(Work task):
Identify all lines in the data containing the string "title". Copy them out.

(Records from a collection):
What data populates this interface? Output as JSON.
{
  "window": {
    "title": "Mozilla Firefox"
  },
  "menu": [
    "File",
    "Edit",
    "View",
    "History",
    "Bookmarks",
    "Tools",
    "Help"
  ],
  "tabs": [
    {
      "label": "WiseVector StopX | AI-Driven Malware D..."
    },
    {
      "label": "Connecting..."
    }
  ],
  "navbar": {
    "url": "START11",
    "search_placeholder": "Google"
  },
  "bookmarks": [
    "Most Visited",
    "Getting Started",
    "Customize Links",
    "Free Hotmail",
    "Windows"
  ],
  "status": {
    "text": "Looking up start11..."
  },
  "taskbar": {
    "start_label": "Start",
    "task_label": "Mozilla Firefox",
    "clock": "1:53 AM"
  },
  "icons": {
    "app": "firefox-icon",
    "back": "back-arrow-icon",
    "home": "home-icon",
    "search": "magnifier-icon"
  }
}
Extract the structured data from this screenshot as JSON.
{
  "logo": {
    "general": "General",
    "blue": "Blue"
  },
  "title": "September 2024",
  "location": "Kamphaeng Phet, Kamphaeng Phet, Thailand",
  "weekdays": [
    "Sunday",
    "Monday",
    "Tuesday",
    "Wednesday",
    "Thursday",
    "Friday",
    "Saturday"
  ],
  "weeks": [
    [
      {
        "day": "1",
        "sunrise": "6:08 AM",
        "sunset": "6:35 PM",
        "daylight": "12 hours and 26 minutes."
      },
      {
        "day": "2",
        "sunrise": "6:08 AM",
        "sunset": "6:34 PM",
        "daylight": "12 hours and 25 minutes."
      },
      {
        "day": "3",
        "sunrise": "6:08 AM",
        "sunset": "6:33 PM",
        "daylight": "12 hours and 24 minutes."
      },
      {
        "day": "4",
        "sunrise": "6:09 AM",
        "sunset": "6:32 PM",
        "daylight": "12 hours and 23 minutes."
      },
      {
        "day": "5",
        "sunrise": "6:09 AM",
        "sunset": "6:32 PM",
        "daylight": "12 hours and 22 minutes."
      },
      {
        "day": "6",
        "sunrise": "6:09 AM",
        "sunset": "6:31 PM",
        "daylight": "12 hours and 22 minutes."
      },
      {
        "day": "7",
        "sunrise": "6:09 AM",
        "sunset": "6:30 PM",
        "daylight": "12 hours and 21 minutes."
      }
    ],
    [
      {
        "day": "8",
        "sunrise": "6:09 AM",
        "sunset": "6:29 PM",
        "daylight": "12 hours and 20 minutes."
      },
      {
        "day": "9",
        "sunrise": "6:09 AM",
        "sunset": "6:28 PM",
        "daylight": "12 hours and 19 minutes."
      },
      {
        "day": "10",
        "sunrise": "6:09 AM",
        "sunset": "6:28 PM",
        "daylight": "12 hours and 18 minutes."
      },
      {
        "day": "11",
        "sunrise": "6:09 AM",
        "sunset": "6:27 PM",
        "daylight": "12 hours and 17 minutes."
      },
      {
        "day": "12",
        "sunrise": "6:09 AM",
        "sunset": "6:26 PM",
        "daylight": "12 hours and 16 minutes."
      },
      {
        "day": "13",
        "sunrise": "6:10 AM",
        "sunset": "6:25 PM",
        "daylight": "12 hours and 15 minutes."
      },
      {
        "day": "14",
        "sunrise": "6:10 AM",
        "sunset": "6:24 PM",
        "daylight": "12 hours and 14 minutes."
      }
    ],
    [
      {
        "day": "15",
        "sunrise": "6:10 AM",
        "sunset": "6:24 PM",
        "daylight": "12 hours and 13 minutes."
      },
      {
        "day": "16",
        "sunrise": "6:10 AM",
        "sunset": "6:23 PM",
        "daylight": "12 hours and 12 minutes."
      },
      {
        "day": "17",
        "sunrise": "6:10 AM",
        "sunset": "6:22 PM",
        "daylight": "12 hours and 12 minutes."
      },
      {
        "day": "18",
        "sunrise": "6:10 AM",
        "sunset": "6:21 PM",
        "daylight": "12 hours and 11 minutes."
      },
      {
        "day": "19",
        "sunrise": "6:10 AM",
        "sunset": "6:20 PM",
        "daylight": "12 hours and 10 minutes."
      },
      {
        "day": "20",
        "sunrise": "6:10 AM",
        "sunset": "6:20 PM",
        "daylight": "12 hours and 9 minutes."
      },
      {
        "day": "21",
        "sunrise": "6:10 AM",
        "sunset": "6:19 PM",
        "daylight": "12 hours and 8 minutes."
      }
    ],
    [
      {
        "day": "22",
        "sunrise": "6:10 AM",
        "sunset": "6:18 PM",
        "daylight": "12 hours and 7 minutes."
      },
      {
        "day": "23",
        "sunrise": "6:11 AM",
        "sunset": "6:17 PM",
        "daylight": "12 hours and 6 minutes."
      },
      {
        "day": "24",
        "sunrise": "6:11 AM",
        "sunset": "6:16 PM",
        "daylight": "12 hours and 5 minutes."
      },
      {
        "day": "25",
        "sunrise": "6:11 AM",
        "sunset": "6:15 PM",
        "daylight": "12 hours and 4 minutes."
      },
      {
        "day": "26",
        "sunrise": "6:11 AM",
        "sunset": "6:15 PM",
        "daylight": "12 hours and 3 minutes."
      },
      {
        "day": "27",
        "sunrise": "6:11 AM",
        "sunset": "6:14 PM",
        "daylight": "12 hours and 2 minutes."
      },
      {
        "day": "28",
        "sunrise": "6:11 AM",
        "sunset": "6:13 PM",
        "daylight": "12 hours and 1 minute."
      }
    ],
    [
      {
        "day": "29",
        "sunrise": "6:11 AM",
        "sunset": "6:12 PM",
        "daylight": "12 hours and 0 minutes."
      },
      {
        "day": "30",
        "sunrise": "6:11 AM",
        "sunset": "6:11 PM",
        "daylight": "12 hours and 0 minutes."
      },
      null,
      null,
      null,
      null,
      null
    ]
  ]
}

(Reply):
    "title": "Mozilla Firefox"
  "title": "September 2024",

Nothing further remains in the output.